Sunscreen worth the money? Or consumers getting burned?


This week the Environmental Working Group (EWG) reported that 80% of sunscreens aren't all they're cracked up to be, falling short on either their ability to protect skin from the sun or the safety of the ingredients. Sunscreen makers say this simply isn't true.

Here's what EWG reports: They say that products should be labeled better. In particular, they want products labeled regarding UVA rays, which don't cause sunburns but do still damage the skin. They say this is important because UVA can cause skin cancer. Current labeling with SPF factors only measures the protection from UVB rays, which cause sunburns. The result? You might still be getting skin damage from UVA rays, even though you think you're protected because of the SPF rating.

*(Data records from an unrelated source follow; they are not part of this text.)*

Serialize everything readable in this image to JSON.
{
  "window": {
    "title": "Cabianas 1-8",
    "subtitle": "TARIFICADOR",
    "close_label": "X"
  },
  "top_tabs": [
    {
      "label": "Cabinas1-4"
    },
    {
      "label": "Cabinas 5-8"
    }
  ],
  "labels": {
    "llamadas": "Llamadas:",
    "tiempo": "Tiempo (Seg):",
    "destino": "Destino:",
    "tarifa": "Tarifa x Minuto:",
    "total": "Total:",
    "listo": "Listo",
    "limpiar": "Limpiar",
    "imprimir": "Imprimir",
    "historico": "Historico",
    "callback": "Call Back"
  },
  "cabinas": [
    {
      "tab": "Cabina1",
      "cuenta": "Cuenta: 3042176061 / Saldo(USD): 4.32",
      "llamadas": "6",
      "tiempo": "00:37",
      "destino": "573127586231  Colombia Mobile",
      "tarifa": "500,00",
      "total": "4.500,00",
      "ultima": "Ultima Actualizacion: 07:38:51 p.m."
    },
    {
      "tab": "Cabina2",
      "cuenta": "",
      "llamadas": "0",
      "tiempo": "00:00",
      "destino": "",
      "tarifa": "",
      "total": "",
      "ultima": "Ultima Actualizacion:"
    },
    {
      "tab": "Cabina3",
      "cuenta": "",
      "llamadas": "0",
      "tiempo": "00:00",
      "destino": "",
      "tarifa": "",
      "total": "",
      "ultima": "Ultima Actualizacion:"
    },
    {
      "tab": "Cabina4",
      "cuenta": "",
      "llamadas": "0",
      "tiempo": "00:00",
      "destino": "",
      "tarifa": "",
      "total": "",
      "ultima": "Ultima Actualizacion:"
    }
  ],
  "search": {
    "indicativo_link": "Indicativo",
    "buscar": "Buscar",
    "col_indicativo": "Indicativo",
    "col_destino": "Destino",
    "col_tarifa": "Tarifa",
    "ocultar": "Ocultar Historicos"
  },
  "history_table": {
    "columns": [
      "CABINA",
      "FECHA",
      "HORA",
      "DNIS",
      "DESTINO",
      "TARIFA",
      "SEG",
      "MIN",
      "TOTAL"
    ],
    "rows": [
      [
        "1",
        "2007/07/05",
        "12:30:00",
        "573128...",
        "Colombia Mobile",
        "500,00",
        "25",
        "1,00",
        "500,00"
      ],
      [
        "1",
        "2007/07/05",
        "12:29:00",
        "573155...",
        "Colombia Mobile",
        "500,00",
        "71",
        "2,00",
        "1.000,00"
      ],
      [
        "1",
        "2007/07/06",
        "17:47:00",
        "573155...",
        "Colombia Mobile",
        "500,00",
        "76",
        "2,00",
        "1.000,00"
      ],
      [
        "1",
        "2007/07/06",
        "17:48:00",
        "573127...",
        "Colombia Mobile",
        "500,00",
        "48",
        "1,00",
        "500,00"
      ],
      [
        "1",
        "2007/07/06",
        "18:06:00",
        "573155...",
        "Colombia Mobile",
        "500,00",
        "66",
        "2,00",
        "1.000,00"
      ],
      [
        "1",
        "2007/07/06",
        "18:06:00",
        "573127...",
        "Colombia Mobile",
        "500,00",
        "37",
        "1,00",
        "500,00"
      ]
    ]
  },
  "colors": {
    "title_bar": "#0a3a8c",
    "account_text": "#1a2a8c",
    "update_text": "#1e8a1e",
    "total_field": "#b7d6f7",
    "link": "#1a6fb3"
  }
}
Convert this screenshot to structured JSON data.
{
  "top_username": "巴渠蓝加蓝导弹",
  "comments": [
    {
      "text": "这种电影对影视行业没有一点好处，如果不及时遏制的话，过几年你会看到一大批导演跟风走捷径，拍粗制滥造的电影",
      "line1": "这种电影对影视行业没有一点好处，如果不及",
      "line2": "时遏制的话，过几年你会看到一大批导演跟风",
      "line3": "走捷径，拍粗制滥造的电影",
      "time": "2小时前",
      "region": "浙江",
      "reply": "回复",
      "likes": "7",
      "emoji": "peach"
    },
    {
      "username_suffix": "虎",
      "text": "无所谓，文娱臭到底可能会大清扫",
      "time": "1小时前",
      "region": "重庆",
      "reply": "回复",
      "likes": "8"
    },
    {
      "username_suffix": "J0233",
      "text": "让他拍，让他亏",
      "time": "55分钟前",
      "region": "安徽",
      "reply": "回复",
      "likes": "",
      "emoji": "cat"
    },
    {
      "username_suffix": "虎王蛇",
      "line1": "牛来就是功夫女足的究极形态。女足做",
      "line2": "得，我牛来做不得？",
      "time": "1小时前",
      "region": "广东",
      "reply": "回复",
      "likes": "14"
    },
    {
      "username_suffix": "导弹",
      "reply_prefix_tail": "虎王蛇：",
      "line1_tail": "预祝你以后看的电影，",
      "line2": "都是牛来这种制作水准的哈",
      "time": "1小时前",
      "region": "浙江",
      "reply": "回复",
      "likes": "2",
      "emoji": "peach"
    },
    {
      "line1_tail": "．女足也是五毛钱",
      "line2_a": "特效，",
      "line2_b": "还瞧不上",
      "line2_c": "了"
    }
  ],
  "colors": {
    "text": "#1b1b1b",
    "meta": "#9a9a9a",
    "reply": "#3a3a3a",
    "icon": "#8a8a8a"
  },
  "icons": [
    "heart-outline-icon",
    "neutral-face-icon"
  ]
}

EWG says that only 15% of the products they tested had "broad spectrum" protection, meaning they protect against UVA and UVB. And they say that the best selling brands of sunscreen were the worst performers in their tests.